Please copy each line of the data that includes the string "rotation".
══ TASK MATERIAL ══
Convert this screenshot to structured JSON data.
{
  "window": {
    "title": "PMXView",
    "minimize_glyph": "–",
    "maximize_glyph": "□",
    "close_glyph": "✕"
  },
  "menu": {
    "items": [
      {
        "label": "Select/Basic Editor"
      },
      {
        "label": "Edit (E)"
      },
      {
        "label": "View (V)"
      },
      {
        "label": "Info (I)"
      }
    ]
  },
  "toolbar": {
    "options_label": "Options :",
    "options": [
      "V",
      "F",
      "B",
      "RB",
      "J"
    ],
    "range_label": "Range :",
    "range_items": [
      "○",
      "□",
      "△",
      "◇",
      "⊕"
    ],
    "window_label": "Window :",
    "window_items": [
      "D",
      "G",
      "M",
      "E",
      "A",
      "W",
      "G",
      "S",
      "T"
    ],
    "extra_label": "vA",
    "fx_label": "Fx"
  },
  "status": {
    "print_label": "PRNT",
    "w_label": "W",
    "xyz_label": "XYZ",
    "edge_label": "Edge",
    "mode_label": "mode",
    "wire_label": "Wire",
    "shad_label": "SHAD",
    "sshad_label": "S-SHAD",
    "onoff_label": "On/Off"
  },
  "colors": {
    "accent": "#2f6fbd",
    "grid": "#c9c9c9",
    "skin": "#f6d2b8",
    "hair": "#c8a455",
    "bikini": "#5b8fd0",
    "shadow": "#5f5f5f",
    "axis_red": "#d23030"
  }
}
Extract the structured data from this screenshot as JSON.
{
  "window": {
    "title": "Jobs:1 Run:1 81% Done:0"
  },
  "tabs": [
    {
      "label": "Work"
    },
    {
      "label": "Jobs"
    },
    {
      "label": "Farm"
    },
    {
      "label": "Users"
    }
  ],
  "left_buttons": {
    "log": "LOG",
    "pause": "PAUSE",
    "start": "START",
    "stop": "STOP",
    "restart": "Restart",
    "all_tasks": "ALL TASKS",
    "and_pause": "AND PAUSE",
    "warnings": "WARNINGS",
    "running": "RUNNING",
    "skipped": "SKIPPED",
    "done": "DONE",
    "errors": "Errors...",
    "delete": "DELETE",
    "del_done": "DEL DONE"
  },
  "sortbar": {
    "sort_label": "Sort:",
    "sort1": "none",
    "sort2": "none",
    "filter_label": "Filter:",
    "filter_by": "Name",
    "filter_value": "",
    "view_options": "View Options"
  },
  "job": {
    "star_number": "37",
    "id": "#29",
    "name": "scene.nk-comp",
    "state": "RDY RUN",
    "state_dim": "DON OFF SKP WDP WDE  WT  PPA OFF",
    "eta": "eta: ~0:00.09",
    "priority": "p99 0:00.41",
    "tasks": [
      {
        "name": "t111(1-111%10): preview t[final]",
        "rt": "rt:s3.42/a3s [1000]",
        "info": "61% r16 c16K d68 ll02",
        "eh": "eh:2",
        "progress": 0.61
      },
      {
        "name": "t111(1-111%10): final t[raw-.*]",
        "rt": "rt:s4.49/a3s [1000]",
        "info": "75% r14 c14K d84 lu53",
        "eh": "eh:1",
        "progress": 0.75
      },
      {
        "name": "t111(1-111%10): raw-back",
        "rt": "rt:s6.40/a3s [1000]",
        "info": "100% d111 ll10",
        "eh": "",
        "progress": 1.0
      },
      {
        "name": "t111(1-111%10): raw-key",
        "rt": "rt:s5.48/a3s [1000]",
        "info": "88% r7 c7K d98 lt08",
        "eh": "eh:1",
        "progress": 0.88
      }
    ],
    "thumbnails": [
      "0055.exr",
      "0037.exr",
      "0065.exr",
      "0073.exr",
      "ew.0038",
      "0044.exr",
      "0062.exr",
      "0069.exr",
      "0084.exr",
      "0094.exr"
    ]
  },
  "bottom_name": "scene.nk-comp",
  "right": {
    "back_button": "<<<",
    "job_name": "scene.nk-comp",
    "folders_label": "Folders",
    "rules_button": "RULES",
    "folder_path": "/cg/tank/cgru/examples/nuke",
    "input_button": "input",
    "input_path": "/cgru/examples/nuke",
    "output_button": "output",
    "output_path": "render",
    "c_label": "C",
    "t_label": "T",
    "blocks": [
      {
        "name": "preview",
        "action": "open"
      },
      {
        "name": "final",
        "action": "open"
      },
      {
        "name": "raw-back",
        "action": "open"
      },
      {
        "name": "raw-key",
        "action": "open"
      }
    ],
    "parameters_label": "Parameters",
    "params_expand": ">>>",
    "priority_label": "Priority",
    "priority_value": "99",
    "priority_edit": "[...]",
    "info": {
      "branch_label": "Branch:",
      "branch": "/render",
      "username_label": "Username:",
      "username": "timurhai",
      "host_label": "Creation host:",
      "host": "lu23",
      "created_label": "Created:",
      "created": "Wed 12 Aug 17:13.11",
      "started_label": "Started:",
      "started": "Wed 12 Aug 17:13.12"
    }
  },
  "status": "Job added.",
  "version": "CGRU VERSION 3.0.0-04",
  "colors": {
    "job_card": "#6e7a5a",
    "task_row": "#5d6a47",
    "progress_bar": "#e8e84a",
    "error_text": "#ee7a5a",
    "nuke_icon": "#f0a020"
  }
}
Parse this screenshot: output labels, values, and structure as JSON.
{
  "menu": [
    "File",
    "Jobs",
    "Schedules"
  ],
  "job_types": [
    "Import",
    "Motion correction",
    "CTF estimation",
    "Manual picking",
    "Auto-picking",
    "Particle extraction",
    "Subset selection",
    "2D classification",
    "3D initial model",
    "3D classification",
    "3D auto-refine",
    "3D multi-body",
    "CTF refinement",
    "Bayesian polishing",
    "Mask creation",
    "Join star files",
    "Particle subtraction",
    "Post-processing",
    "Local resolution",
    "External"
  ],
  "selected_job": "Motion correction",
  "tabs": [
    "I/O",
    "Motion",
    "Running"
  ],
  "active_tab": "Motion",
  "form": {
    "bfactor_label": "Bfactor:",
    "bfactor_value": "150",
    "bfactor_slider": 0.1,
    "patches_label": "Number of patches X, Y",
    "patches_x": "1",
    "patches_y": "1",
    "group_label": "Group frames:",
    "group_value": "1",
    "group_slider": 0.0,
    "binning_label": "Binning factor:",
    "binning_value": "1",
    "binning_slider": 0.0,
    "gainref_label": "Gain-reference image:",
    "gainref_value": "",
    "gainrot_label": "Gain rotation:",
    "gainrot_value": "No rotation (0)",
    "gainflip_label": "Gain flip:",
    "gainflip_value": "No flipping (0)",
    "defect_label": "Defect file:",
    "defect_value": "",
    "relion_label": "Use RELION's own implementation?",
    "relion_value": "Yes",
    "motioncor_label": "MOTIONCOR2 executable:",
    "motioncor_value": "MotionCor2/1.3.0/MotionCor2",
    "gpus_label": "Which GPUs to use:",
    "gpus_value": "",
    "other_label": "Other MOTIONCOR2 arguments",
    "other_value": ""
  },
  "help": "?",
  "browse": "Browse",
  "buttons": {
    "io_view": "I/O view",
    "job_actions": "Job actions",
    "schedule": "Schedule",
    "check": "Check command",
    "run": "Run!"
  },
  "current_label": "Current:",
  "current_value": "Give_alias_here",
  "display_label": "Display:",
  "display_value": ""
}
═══
COMPLETED EXERCISE -
    "gainrot_label": "Gain rotation:",
    "gainrot_value": "No rotation (0)",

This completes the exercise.